→ Given information:
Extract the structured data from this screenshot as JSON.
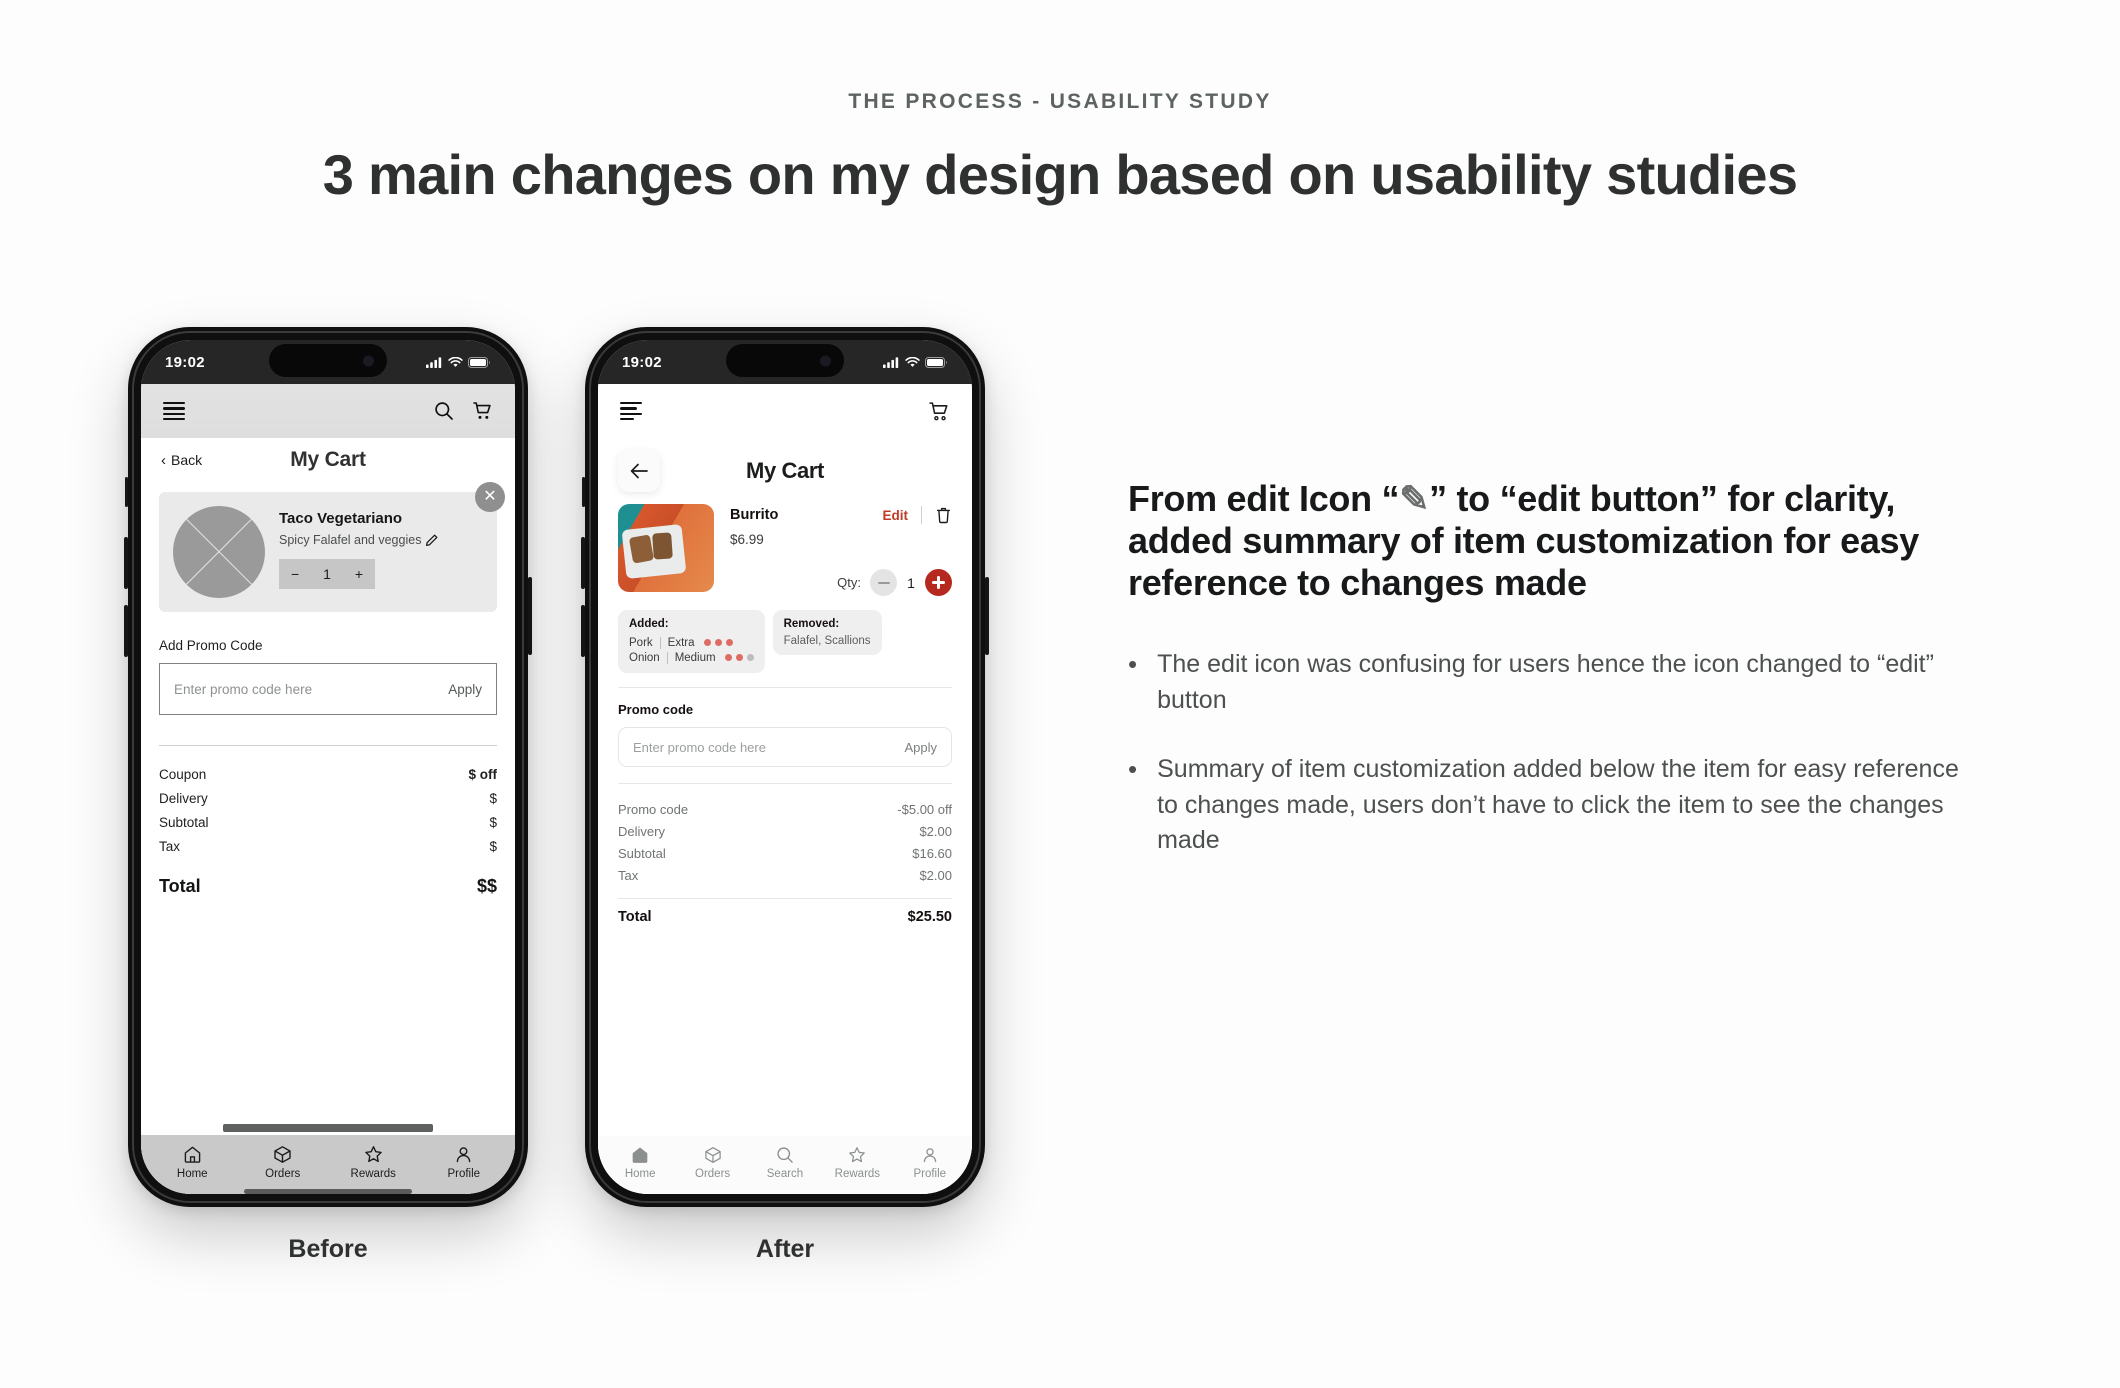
{
  "header": {
    "eyebrow": "THE PROCESS - USABILITY STUDY",
    "title": "3 main changes on my design based on usability studies"
  },
  "colors": {
    "accent_red": "#b5291f",
    "edit_red": "#bf3b25",
    "spice_dot": "#dd6d62",
    "spice_dot_empty": "#bdbdbd",
    "page_bg": "#fdfdfd",
    "text_dark": "#2e312f",
    "text_muted": "#6f7472"
  },
  "before": {
    "caption": "Before",
    "status": {
      "time": "19:02",
      "signal_icon": "cellular-bars-icon",
      "wifi_icon": "wifi-icon",
      "battery_icon": "battery-icon"
    },
    "appbar": {
      "menu_icon": "hamburger-menu-icon",
      "search_icon": "search-icon",
      "cart_icon": "cart-icon"
    },
    "back_label": "Back",
    "page_title": "My Cart",
    "item": {
      "name": "Taco Vegetariano",
      "description": "Spicy Falafel and veggies",
      "edit_icon": "pencil-edit-icon",
      "remove_icon": "close-x-icon",
      "qty_minus": "−",
      "qty_value": "1",
      "qty_plus": "+"
    },
    "promo": {
      "label": "Add Promo Code",
      "placeholder": "Enter promo code here",
      "apply_label": "Apply"
    },
    "summary_rows": [
      {
        "label": "Coupon",
        "value": "$ off"
      },
      {
        "label": "Delivery",
        "value": "$"
      },
      {
        "label": "Subtotal",
        "value": "$"
      },
      {
        "label": "Tax",
        "value": "$"
      }
    ],
    "total": {
      "label": "Total",
      "value": "$$"
    },
    "tabs": [
      {
        "label": "Home",
        "icon": "home-icon"
      },
      {
        "label": "Orders",
        "icon": "box-icon"
      },
      {
        "label": "Rewards",
        "icon": "star-icon"
      },
      {
        "label": "Profile",
        "icon": "person-icon"
      }
    ]
  },
  "after": {
    "caption": "After",
    "status": {
      "time": "19:02",
      "signal_icon": "cellular-bars-icon",
      "wifi_icon": "wifi-icon",
      "battery_icon": "battery-icon"
    },
    "appbar": {
      "menu_icon": "hamburger-menu-icon",
      "cart_icon": "cart-icon"
    },
    "back_icon": "arrow-left-icon",
    "page_title": "My Cart",
    "item": {
      "name": "Burrito",
      "price": "$6.99",
      "edit_label": "Edit",
      "delete_icon": "trash-icon",
      "qty_label": "Qty:",
      "qty_minus": "−",
      "qty_value": "1",
      "qty_plus": "+",
      "thumb_icon": "burrito-photo"
    },
    "added": {
      "heading": "Added:",
      "lines": [
        {
          "name": "Pork",
          "option": "Extra",
          "dots_filled": 3,
          "dots_total": 3
        },
        {
          "name": "Onion",
          "option": "Medium",
          "dots_filled": 2,
          "dots_total": 3
        }
      ]
    },
    "removed": {
      "heading": "Removed:",
      "body": "Falafel, Scallions"
    },
    "promo": {
      "label": "Promo code",
      "placeholder": "Enter promo code here",
      "apply_label": "Apply"
    },
    "summary_rows": [
      {
        "label": "Promo code",
        "value": "-$5.00 off"
      },
      {
        "label": "Delivery",
        "value": "$2.00"
      },
      {
        "label": "Subtotal",
        "value": "$16.60"
      },
      {
        "label": "Tax",
        "value": "$2.00"
      }
    ],
    "total": {
      "label": "Total",
      "value": "$25.50"
    },
    "tabs": [
      {
        "label": "Home",
        "icon": "home-icon"
      },
      {
        "label": "Orders",
        "icon": "box-icon"
      },
      {
        "label": "Search",
        "icon": "search-icon"
      },
      {
        "label": "Rewards",
        "icon": "star-icon"
      },
      {
        "label": "Profile",
        "icon": "person-icon"
      }
    ]
  },
  "right": {
    "heading_part1": "From edit Icon “",
    "heading_pen": "✎",
    "heading_part2": "” to “edit button” for clarity, added summary of item customization for easy reference to changes made",
    "bullets": [
      "The edit icon was confusing for users hence the icon changed to “edit” button",
      "Summary of item customization added below the item for easy reference to changes made, users don’t have to click the item to see the changes made"
    ]
  }
}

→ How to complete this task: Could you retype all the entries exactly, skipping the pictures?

→ Written answer:
Extract the structured data from this screenshot as JSON.
{
  "header": {
    "eyebrow": "THE PROCESS - USABILITY STUDY",
    "title": "3 main changes on my design based on usability studies"
  },
  "colors": {
    "accent_red": "#b5291f",
    "edit_red": "#bf3b25",
    "spice_dot": "#dd6d62",
    "spice_dot_empty": "#bdbdbd",
    "page_bg": "#fdfdfd",
    "text_dark": "#2e312f",
    "text_muted": "#6f7472"
  },
  "before": {
    "caption": "Before",
    "status": {
      "time": "19:02",
      "signal_icon": "cellular-bars-icon",
      "wifi_icon": "wifi-icon",
      "battery_icon": "battery-icon"
    },
    "appbar": {
      "menu_icon": "hamburger-menu-icon",
      "search_icon": "search-icon",
      "cart_icon": "cart-icon"
    },
    "back_label": "Back",
    "page_title": "My Cart",
    "item": {
      "name": "Taco Vegetariano",
      "description": "Spicy Falafel and veggies",
      "edit_icon": "pencil-edit-icon",
      "remove_icon": "close-x-icon",
      "qty_minus": "−",
      "qty_value": "1",
      "qty_plus": "+"
    },
    "promo": {
      "label": "Add Promo Code",
      "placeholder": "Enter promo code here",
      "apply_label": "Apply"
    },
    "summary_rows": [
      {
        "label": "Coupon",
        "value": "$ off"
      },
      {
        "label": "Delivery",
        "value": "$"
      },
      {
        "label": "Subtotal",
        "value": "$"
      },
      {
        "label": "Tax",
        "value": "$"
      }
    ],
    "total": {
      "label": "Total",
      "value": "$$"
    },
    "tabs": [
      {
        "label": "Home",
        "icon": "home-icon"
      },
      {
        "label": "Orders",
        "icon": "box-icon"
      },
      {
        "label": "Rewards",
        "icon": "star-icon"
      },
      {
        "label": "Profile",
        "icon": "person-icon"
      }
    ]
  },
  "after": {
    "caption": "After",
    "status": {
      "time": "19:02",
      "signal_icon": "cellular-bars-icon",
      "wifi_icon": "wifi-icon",
      "battery_icon": "battery-icon"
    },
    "appbar": {
      "menu_icon": "hamburger-menu-icon",
      "cart_icon": "cart-icon"
    },
    "back_icon": "arrow-left-icon",
    "page_title": "My Cart",
    "item": {
      "name": "Burrito",
      "price": "$6.99",
      "edit_label": "Edit",
      "delete_icon": "trash-icon",
      "qty_label": "Qty:",
      "qty_minus": "−",
      "qty_value": "1",
      "qty_plus": "+",
      "thumb_icon": "burrito-photo"
    },
    "added": {
      "heading": "Added:",
      "lines": [
        {
          "name": "Pork",
          "option": "Extra",
          "dots_filled": 3,
          "dots_total": 3
        },
        {
          "name": "Onion",
          "option": "Medium",
          "dots_filled": 2,
          "dots_total": 3
        }
      ]
    },
    "removed": {
      "heading": "Removed:",
      "body": "Falafel, Scallions"
    },
    "promo": {
      "label": "Promo code",
      "placeholder": "Enter promo code here",
      "apply_label": "Apply"
    },
    "summary_rows": [
      {
        "label": "Promo code",
        "value": "-$5.00 off"
      },
      {
        "label": "Delivery",
        "value": "$2.00"
      },
      {
        "label": "Subtotal",
        "value": "$16.60"
      },
      {
        "label": "Tax",
        "value": "$2.00"
      }
    ],
    "total": {
      "label": "Total",
      "value": "$25.50"
    },
    "tabs": [
      {
        "label": "Home",
        "icon": "home-icon"
      },
      {
        "label": "Orders",
        "icon": "box-icon"
      },
      {
        "label": "Search",
        "icon": "search-icon"
      },
      {
        "label": "Rewards",
        "icon": "star-icon"
      },
      {
        "label": "Profile",
        "icon": "person-icon"
      }
    ]
  },
  "right": {
    "heading_part1": "From edit Icon “",
    "heading_pen": "✎",
    "heading_part2": "” to “edit button” for clarity, added summary of item customization for easy reference to changes made",
    "bullets": [
      "The edit icon was confusing for users hence the icon changed to “edit” button",
      "Summary of item customization added below the item for easy reference to changes made, users don’t have to click the item to see the changes made"
    ]
  }
}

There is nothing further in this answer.